▸ **ACTIVITY**
Please print every record exactly as it stands, leaving out the pictures.

DATA IN THIS EXERCISE below:

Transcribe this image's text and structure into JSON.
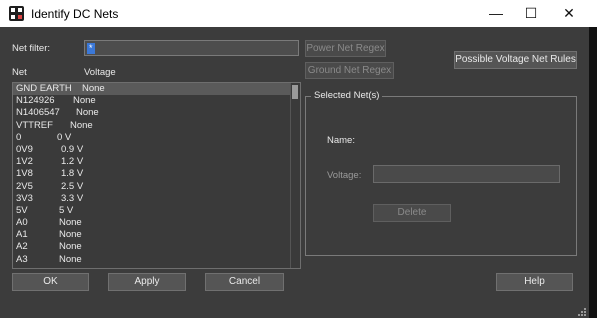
{
  "window": {
    "title": "Identify DC Nets"
  },
  "filter": {
    "label": "Net filter:",
    "value": "*"
  },
  "buttons": {
    "power_regex": "Power Net Regex",
    "ground_regex": "Ground Net Regex",
    "possible_rules": "Possible Voltage Net Rules",
    "delete": "Delete",
    "ok": "OK",
    "apply": "Apply",
    "cancel": "Cancel",
    "help": "Help"
  },
  "list": {
    "col_net": "Net",
    "col_voltage": "Voltage",
    "rows": [
      {
        "net": "GND EARTH",
        "voltage": "None"
      },
      {
        "net": "N124926",
        "voltage": "None"
      },
      {
        "net": "N1406547",
        "voltage": "None"
      },
      {
        "net": "VTTREF",
        "voltage": "None"
      },
      {
        "net": "0",
        "voltage": "0 V"
      },
      {
        "net": "0V9",
        "voltage": "0.9 V"
      },
      {
        "net": "1V2",
        "voltage": "1.2 V"
      },
      {
        "net": "1V8",
        "voltage": "1.8 V"
      },
      {
        "net": "2V5",
        "voltage": "2.5 V"
      },
      {
        "net": "3V3",
        "voltage": "3.3 V"
      },
      {
        "net": "5V",
        "voltage": "5 V"
      },
      {
        "net": "A0",
        "voltage": "None"
      },
      {
        "net": "A1",
        "voltage": "None"
      },
      {
        "net": "A2",
        "voltage": "None"
      },
      {
        "net": "A3",
        "voltage": "None"
      }
    ]
  },
  "selected": {
    "group_title": "Selected Net(s)",
    "name_label": "Name:",
    "voltage_label": "Voltage:"
  }
}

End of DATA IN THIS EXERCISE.

▸ **OUTPUT FOR THIS TASK**
Transcribe this image's text and structure into JSON.
{
  "window": {
    "title": "Identify DC Nets"
  },
  "filter": {
    "label": "Net filter:",
    "value": "*"
  },
  "buttons": {
    "power_regex": "Power Net Regex",
    "ground_regex": "Ground Net Regex",
    "possible_rules": "Possible Voltage Net Rules",
    "delete": "Delete",
    "ok": "OK",
    "apply": "Apply",
    "cancel": "Cancel",
    "help": "Help"
  },
  "list": {
    "col_net": "Net",
    "col_voltage": "Voltage",
    "rows": [
      {
        "net": "GND EARTH",
        "voltage": "None"
      },
      {
        "net": "N124926",
        "voltage": "None"
      },
      {
        "net": "N1406547",
        "voltage": "None"
      },
      {
        "net": "VTTREF",
        "voltage": "None"
      },
      {
        "net": "0",
        "voltage": "0 V"
      },
      {
        "net": "0V9",
        "voltage": "0.9 V"
      },
      {
        "net": "1V2",
        "voltage": "1.2 V"
      },
      {
        "net": "1V8",
        "voltage": "1.8 V"
      },
      {
        "net": "2V5",
        "voltage": "2.5 V"
      },
      {
        "net": "3V3",
        "voltage": "3.3 V"
      },
      {
        "net": "5V",
        "voltage": "5 V"
      },
      {
        "net": "A0",
        "voltage": "None"
      },
      {
        "net": "A1",
        "voltage": "None"
      },
      {
        "net": "A2",
        "voltage": "None"
      },
      {
        "net": "A3",
        "voltage": "None"
      }
    ]
  },
  "selected": {
    "group_title": "Selected Net(s)",
    "name_label": "Name:",
    "voltage_label": "Voltage:"
  }
}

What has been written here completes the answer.